## Material for this exercise
════════════════════

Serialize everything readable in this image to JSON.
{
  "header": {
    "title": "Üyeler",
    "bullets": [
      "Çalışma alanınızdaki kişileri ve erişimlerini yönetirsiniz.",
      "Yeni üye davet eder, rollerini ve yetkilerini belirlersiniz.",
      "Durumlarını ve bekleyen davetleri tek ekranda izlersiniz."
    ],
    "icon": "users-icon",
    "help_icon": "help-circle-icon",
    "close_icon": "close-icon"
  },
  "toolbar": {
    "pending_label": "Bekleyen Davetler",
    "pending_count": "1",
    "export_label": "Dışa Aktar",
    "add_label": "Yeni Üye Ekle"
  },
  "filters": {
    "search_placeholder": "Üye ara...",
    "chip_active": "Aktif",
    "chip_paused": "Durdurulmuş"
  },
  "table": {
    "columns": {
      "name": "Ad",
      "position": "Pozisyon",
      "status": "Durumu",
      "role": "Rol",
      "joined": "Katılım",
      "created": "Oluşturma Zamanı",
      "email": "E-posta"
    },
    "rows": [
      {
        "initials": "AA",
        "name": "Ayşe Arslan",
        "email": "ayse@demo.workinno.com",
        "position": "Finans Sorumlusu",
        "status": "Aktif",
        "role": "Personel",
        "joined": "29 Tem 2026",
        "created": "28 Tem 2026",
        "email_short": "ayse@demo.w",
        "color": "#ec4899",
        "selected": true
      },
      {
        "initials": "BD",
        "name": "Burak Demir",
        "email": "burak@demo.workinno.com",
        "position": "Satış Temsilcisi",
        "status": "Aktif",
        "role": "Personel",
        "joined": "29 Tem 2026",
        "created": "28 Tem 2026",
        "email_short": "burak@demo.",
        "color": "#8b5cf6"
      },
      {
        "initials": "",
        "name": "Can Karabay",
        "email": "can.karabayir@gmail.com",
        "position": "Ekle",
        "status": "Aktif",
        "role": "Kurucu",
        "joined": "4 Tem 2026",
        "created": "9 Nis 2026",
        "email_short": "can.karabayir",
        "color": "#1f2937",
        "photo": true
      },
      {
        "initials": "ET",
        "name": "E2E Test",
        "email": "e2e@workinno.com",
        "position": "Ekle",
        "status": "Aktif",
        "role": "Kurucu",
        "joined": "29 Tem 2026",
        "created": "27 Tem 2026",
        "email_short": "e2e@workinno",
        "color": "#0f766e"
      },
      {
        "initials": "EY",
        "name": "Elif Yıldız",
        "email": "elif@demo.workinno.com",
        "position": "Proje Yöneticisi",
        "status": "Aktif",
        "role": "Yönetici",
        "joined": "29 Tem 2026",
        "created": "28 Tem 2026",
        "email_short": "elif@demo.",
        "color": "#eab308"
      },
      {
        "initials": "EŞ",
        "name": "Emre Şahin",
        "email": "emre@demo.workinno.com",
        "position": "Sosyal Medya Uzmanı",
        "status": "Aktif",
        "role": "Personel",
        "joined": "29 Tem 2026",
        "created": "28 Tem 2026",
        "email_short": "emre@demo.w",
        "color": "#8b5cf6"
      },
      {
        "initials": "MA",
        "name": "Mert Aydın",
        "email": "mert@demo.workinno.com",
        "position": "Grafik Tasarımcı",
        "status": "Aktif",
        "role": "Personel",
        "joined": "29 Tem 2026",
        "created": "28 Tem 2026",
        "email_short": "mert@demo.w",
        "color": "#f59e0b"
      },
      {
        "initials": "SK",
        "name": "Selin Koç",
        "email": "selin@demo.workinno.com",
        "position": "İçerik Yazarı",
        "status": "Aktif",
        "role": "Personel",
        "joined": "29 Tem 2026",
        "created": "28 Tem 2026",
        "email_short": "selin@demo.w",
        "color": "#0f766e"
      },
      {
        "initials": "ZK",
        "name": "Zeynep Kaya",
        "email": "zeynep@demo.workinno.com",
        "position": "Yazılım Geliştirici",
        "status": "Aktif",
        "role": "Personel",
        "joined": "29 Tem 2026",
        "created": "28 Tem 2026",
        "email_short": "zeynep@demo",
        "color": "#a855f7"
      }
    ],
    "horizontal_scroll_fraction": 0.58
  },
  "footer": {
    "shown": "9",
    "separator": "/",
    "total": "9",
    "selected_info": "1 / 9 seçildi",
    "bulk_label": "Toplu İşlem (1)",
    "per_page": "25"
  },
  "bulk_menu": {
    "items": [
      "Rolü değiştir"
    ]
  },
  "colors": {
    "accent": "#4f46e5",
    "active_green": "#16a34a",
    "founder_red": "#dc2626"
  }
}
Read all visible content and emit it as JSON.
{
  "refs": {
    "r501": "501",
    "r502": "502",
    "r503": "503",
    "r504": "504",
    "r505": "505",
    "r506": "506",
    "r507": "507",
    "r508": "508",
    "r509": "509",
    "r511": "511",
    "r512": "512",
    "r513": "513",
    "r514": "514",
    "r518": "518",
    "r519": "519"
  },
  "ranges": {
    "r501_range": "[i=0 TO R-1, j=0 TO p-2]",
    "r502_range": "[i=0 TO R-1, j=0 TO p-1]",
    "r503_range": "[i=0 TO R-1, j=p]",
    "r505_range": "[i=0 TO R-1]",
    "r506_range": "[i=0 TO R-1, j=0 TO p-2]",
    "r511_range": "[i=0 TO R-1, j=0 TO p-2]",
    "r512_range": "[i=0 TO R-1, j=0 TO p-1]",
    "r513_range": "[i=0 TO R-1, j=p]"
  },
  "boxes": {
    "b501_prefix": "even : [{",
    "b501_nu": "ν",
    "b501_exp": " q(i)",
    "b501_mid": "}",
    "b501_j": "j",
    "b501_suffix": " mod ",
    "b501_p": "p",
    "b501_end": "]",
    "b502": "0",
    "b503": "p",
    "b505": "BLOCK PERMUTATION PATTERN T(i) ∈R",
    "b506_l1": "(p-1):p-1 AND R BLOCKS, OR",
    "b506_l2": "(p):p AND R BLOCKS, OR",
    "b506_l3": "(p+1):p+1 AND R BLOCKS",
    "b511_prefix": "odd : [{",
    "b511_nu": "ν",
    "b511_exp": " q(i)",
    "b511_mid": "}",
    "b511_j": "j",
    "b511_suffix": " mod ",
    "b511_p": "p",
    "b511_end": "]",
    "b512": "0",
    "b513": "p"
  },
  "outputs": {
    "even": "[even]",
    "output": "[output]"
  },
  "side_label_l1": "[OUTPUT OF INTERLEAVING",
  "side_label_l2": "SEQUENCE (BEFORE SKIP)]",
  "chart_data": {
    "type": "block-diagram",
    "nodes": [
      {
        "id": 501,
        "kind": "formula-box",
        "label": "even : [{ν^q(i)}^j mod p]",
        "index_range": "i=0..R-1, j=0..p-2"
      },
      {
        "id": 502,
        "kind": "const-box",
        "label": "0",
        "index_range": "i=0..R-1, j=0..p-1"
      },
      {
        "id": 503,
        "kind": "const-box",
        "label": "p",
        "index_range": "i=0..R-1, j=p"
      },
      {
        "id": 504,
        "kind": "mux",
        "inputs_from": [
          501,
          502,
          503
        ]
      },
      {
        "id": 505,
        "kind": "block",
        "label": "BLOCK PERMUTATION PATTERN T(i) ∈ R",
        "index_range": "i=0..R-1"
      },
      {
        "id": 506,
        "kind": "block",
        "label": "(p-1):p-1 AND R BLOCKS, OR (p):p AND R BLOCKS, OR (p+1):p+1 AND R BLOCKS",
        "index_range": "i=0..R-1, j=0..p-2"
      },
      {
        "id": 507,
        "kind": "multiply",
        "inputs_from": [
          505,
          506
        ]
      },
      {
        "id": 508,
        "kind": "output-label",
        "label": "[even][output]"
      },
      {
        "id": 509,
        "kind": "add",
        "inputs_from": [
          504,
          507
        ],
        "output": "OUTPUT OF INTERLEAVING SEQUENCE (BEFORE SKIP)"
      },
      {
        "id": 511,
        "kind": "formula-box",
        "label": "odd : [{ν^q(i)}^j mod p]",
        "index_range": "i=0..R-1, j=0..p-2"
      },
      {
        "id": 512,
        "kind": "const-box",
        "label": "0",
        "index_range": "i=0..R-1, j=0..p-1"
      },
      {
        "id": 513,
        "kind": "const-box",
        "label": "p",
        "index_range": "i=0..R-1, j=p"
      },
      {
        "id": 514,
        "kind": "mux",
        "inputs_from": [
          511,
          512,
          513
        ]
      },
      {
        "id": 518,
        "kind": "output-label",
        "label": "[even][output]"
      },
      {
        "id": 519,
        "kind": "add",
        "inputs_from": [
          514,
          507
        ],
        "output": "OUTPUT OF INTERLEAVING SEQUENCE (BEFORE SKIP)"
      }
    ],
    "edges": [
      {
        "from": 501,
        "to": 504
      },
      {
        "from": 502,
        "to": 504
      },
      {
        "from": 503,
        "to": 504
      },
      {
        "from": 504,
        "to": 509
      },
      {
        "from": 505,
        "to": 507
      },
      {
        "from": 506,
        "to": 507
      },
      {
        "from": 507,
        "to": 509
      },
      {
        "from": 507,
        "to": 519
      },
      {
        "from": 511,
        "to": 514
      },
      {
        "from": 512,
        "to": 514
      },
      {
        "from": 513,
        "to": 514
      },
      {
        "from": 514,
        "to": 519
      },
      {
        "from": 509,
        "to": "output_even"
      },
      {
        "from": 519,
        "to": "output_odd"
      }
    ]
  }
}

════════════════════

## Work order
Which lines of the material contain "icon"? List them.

## Exercise result
    "icon": "users-icon",
    "help_icon": "help-circle-icon",
    "close_icon": "close-icon"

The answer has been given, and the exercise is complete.